Aim of the task ▸ What you return should match the data word for word, minus the images.

*** Block opens ***

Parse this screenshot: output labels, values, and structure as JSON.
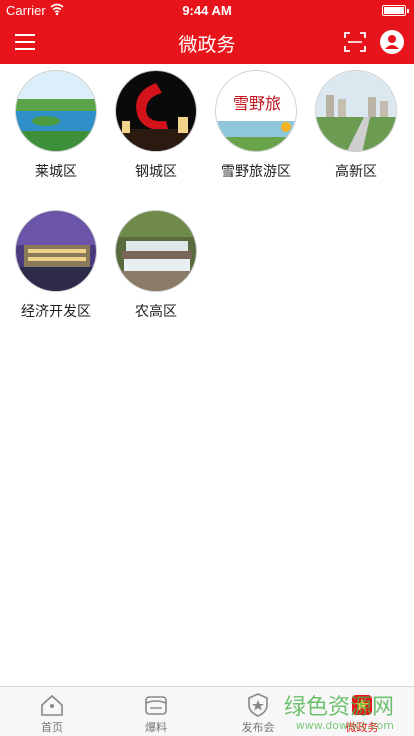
{
  "status_bar": {
    "carrier": "Carrier",
    "time": "9:44 AM"
  },
  "header": {
    "title": "微政务",
    "icons": [
      "menu-icon",
      "scan-icon",
      "user-icon"
    ]
  },
  "districts": [
    {
      "label": "莱城区"
    },
    {
      "label": "钢城区"
    },
    {
      "label": "雪野旅游区",
      "image_text": "雪野旅"
    },
    {
      "label": "高新区"
    },
    {
      "label": "经济开发区"
    },
    {
      "label": "农高区"
    }
  ],
  "tabs": [
    {
      "label": "首页",
      "icon": "home-icon"
    },
    {
      "label": "爆料",
      "icon": "news-icon"
    },
    {
      "label": "发布会",
      "icon": "badge-icon"
    },
    {
      "label": "微政务",
      "icon": "star-icon",
      "active": true
    }
  ],
  "watermark": {
    "title": "绿色资源网",
    "url": "www.downcc.com"
  },
  "colors": {
    "brand_red": "#e8141b",
    "tab_active": "#e8141b",
    "watermark_green": "#4bb34b"
  }
}
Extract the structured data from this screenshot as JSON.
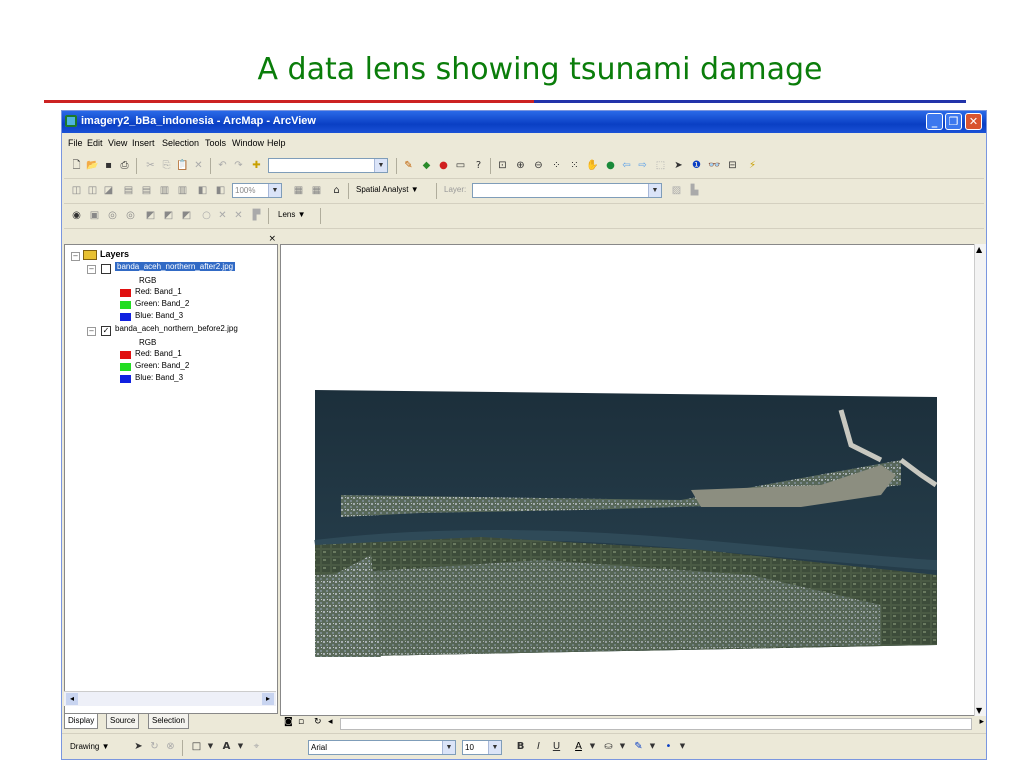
{
  "slide": {
    "title": "A data lens showing tsunami damage"
  },
  "window": {
    "title": "imagery2_bBa_indonesia - ArcMap - ArcView"
  },
  "menu": [
    "File",
    "Edit",
    "View",
    "Insert",
    "Selection",
    "Tools",
    "Window",
    "Help"
  ],
  "toolbar": {
    "scale_value": "",
    "zoom_percent": "100%",
    "spatial_analyst_label": "Spatial Analyst ▼",
    "layer_label": "Layer:",
    "lens_label": "Lens ▼"
  },
  "toc": {
    "root": "Layers",
    "layer1": {
      "name": "banda_aceh_northern_after2.jpg",
      "renderer": "RGB",
      "bands": [
        "Red:   Band_1",
        "Green: Band_2",
        "Blue:  Band_3"
      ],
      "checked": false
    },
    "layer2": {
      "name": "banda_aceh_northern_before2.jpg",
      "renderer": "RGB",
      "bands": [
        "Red:   Band_1",
        "Green: Band_2",
        "Blue:  Band_3"
      ],
      "checked": true
    },
    "band_colors": [
      "#e01010",
      "#22dd22",
      "#1020e0"
    ]
  },
  "toc_tabs": [
    "Display",
    "Source",
    "Selection"
  ],
  "drawing": {
    "drawing_label": "Drawing ▼",
    "font_name": "Arial",
    "font_size": "10"
  },
  "colors": {
    "title_green": "#0a7d0a",
    "rule_red": "#cc2222",
    "rule_blue": "#2233aa",
    "title_bar": "#0a3fc4"
  }
}
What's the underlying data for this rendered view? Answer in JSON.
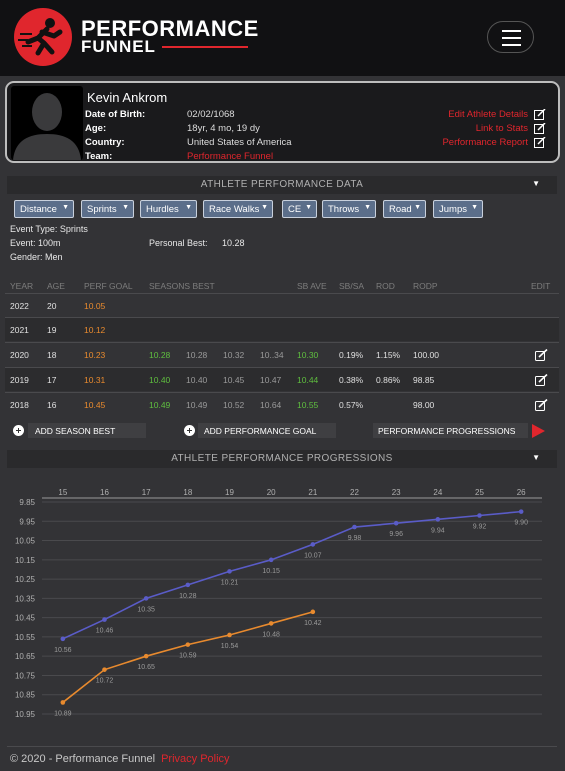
{
  "header": {
    "brand_line1": "PERFORMANCE",
    "brand_line2": "FUNNEL",
    "logo_icon": "running-man-logo",
    "menu_icon": "hamburger-icon"
  },
  "athlete": {
    "name": "Kevin Ankrom",
    "fields": [
      {
        "label": "Date of Birth:",
        "value": "02/02/1068"
      },
      {
        "label": "Age:",
        "value": "18yr, 4 mo, 19 dy"
      },
      {
        "label": "Country:",
        "value": "United States of America"
      },
      {
        "label": "Team:",
        "value": "Performance Funnel"
      }
    ],
    "links": [
      "Edit Athlete Details",
      "Link to Stats",
      "Performance Report"
    ]
  },
  "performance_section": {
    "title": "ATHLETE PERFORMANCE DATA",
    "filters": [
      "Distance",
      "Sprints",
      "Hurdles",
      "Race Walks",
      "CE",
      "Throws",
      "Road",
      "Jumps"
    ],
    "event_type": "Event Type: Sprints",
    "event": "Event: 100m",
    "gender": "Gender: Men",
    "personal_best_label": "Personal Best:",
    "personal_best_value": "10.28"
  },
  "table": {
    "headers": [
      "YEAR",
      "AGE",
      "PERF GOAL",
      "SEASONS BEST",
      "SB AVE",
      "SB/SA",
      "ROD",
      "RODP",
      "EDIT"
    ],
    "rows": [
      {
        "year": "2022",
        "age": "20",
        "goal": "10.05",
        "best": [
          "",
          "",
          "",
          ""
        ],
        "sbave": "",
        "sbsa": "",
        "rod": "",
        "rodp": "",
        "editable": false
      },
      {
        "year": "2021",
        "age": "19",
        "goal": "10.12",
        "best": [
          "",
          "",
          "",
          ""
        ],
        "sbave": "",
        "sbsa": "",
        "rod": "",
        "rodp": "",
        "editable": false
      },
      {
        "year": "2020",
        "age": "18",
        "goal": "10.23",
        "best": [
          "10.28",
          "10.28",
          "10.32",
          "10..34"
        ],
        "sbave": "10.30",
        "sbsa": "0.19%",
        "rod": "1.15%",
        "rodp": "100.00",
        "editable": true
      },
      {
        "year": "2019",
        "age": "17",
        "goal": "10.31",
        "best": [
          "10.40",
          "10.40",
          "10.45",
          "10.47"
        ],
        "sbave": "10.44",
        "sbsa": "0.38%",
        "rod": "0.86%",
        "rodp": "98.85",
        "editable": true
      },
      {
        "year": "2018",
        "age": "16",
        "goal": "10.45",
        "best": [
          "10.49",
          "10.49",
          "10.52",
          "10.64"
        ],
        "sbave": "10.55",
        "sbsa": "0.57%",
        "rod": "",
        "rodp": "98.00",
        "editable": true
      }
    ]
  },
  "actions": {
    "add_season_best": "ADD SEASON BEST",
    "add_goal": "ADD PERFORMANCE GOAL",
    "progressions": "PERFORMANCE PROGRESSIONS"
  },
  "progressions_section": {
    "title": "ATHLETE PERFORMANCE PROGRESSIONS"
  },
  "chart_data": {
    "type": "line",
    "x": [
      15,
      16,
      17,
      18,
      19,
      20,
      21,
      22,
      23,
      24,
      25,
      26
    ],
    "y_ticks": [
      "9.85",
      "9.95",
      "10.05",
      "10.15",
      "10.25",
      "10.35",
      "10.45",
      "10.55",
      "10.65",
      "10.75",
      "10.85",
      "10.95"
    ],
    "ylim": [
      9.85,
      10.95
    ],
    "y_inverted": true,
    "grid": true,
    "series": [
      {
        "color": "#5a5cc8",
        "x": [
          15,
          16,
          17,
          18,
          19,
          20,
          21,
          22,
          23,
          24,
          25,
          26
        ],
        "values": [
          10.56,
          10.46,
          10.35,
          10.28,
          10.21,
          10.15,
          10.07,
          9.98,
          9.96,
          9.94,
          9.92,
          9.9
        ]
      },
      {
        "color": "#e88a2e",
        "x": [
          15,
          16,
          17,
          18,
          19,
          20,
          21
        ],
        "values": [
          10.89,
          10.72,
          10.65,
          10.59,
          10.54,
          10.48,
          10.42
        ]
      }
    ]
  },
  "footer": {
    "copyright": "© 2020 - Performance Funnel",
    "privacy": "Privacy Policy"
  }
}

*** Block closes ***

Reply ▸
Parse this screenshot: output labels, values, and structure as JSON.
{
  "status_bar": {
    "carrier": "Carrier",
    "time": "9:44 AM"
  },
  "header": {
    "title": "微政务",
    "icons": [
      "menu-icon",
      "scan-icon",
      "user-icon"
    ]
  },
  "districts": [
    {
      "label": "莱城区"
    },
    {
      "label": "钢城区"
    },
    {
      "label": "雪野旅游区",
      "image_text": "雪野旅"
    },
    {
      "label": "高新区"
    },
    {
      "label": "经济开发区"
    },
    {
      "label": "农高区"
    }
  ],
  "tabs": [
    {
      "label": "首页",
      "icon": "home-icon"
    },
    {
      "label": "爆料",
      "icon": "news-icon"
    },
    {
      "label": "发布会",
      "icon": "badge-icon"
    },
    {
      "label": "微政务",
      "icon": "star-icon",
      "active": true
    }
  ],
  "watermark": {
    "title": "绿色资源网",
    "url": "www.downcc.com"
  },
  "colors": {
    "brand_red": "#e8141b",
    "tab_active": "#e8141b",
    "watermark_green": "#4bb34b"
  }
}
Extract the structured data from this screenshot as JSON.
{
  "slide": {
    "title": "A data lens showing tsunami damage"
  },
  "window": {
    "title": "imagery2_bBa_indonesia - ArcMap - ArcView"
  },
  "menu": [
    "File",
    "Edit",
    "View",
    "Insert",
    "Selection",
    "Tools",
    "Window",
    "Help"
  ],
  "toolbar": {
    "scale_value": "",
    "zoom_percent": "100%",
    "spatial_analyst_label": "Spatial Analyst ▼",
    "layer_label": "Layer:",
    "lens_label": "Lens ▼"
  },
  "toc": {
    "root": "Layers",
    "layer1": {
      "name": "banda_aceh_northern_after2.jpg",
      "renderer": "RGB",
      "bands": [
        "Red:   Band_1",
        "Green: Band_2",
        "Blue:  Band_3"
      ],
      "checked": false
    },
    "layer2": {
      "name": "banda_aceh_northern_before2.jpg",
      "renderer": "RGB",
      "bands": [
        "Red:   Band_1",
        "Green: Band_2",
        "Blue:  Band_3"
      ],
      "checked": true
    },
    "band_colors": [
      "#e01010",
      "#22dd22",
      "#1020e0"
    ]
  },
  "toc_tabs": [
    "Display",
    "Source",
    "Selection"
  ],
  "drawing": {
    "drawing_label": "Drawing ▼",
    "font_name": "Arial",
    "font_size": "10"
  },
  "colors": {
    "title_green": "#0a7d0a",
    "rule_red": "#cc2222",
    "rule_blue": "#2233aa",
    "title_bar": "#0a3fc4"
  }
}
What's the underlying data for this rendered view? Answer in JSON.
{
  "header": {
    "brand_line1": "PERFORMANCE",
    "brand_line2": "FUNNEL",
    "logo_icon": "running-man-logo",
    "menu_icon": "hamburger-icon"
  },
  "athlete": {
    "name": "Kevin Ankrom",
    "fields": [
      {
        "label": "Date of Birth:",
        "value": "02/02/1068"
      },
      {
        "label": "Age:",
        "value": "18yr, 4 mo, 19 dy"
      },
      {
        "label": "Country:",
        "value": "United States of America"
      },
      {
        "label": "Team:",
        "value": "Performance Funnel"
      }
    ],
    "links": [
      "Edit Athlete Details",
      "Link to Stats",
      "Performance Report"
    ]
  },
  "performance_section": {
    "title": "ATHLETE PERFORMANCE DATA",
    "filters": [
      "Distance",
      "Sprints",
      "Hurdles",
      "Race Walks",
      "CE",
      "Throws",
      "Road",
      "Jumps"
    ],
    "event_type": "Event Type: Sprints",
    "event": "Event: 100m",
    "gender": "Gender: Men",
    "personal_best_label": "Personal Best:",
    "personal_best_value": "10.28"
  },
  "table": {
    "headers": [
      "YEAR",
      "AGE",
      "PERF GOAL",
      "SEASONS BEST",
      "SB AVE",
      "SB/SA",
      "ROD",
      "RODP",
      "EDIT"
    ],
    "rows": [
      {
        "year": "2022",
        "age": "20",
        "goal": "10.05",
        "best": [
          "",
          "",
          "",
          ""
        ],
        "sbave": "",
        "sbsa": "",
        "rod": "",
        "rodp": "",
        "editable": false
      },
      {
        "year": "2021",
        "age": "19",
        "goal": "10.12",
        "best": [
          "",
          "",
          "",
          ""
        ],
        "sbave": "",
        "sbsa": "",
        "rod": "",
        "rodp": "",
        "editable": false
      },
      {
        "year": "2020",
        "age": "18",
        "goal": "10.23",
        "best": [
          "10.28",
          "10.28",
          "10.32",
          "10..34"
        ],
        "sbave": "10.30",
        "sbsa": "0.19%",
        "rod": "1.15%",
        "rodp": "100.00",
        "editable": true
      },
      {
        "year": "2019",
        "age": "17",
        "goal": "10.31",
        "best": [
          "10.40",
          "10.40",
          "10.45",
          "10.47"
        ],
        "sbave": "10.44",
        "sbsa": "0.38%",
        "rod": "0.86%",
        "rodp": "98.85",
        "editable": true
      },
      {
        "year": "2018",
        "age": "16",
        "goal": "10.45",
        "best": [
          "10.49",
          "10.49",
          "10.52",
          "10.64"
        ],
        "sbave": "10.55",
        "sbsa": "0.57%",
        "rod": "",
        "rodp": "98.00",
        "editable": true
      }
    ]
  },
  "actions": {
    "add_season_best": "ADD SEASON BEST",
    "add_goal": "ADD PERFORMANCE GOAL",
    "progressions": "PERFORMANCE PROGRESSIONS"
  },
  "progressions_section": {
    "title": "ATHLETE PERFORMANCE PROGRESSIONS"
  },
  "chart_data": {
    "type": "line",
    "x": [
      15,
      16,
      17,
      18,
      19,
      20,
      21,
      22,
      23,
      24,
      25,
      26
    ],
    "y_ticks": [
      "9.85",
      "9.95",
      "10.05",
      "10.15",
      "10.25",
      "10.35",
      "10.45",
      "10.55",
      "10.65",
      "10.75",
      "10.85",
      "10.95"
    ],
    "ylim": [
      9.85,
      10.95
    ],
    "y_inverted": true,
    "grid": true,
    "series": [
      {
        "color": "#5a5cc8",
        "x": [
          15,
          16,
          17,
          18,
          19,
          20,
          21,
          22,
          23,
          24,
          25,
          26
        ],
        "values": [
          10.56,
          10.46,
          10.35,
          10.28,
          10.21,
          10.15,
          10.07,
          9.98,
          9.96,
          9.94,
          9.92,
          9.9
        ]
      },
      {
        "color": "#e88a2e",
        "x": [
          15,
          16,
          17,
          18,
          19,
          20,
          21
        ],
        "values": [
          10.89,
          10.72,
          10.65,
          10.59,
          10.54,
          10.48,
          10.42
        ]
      }
    ]
  },
  "footer": {
    "copyright": "© 2020 - Performance Funnel",
    "privacy": "Privacy Policy"
  }
}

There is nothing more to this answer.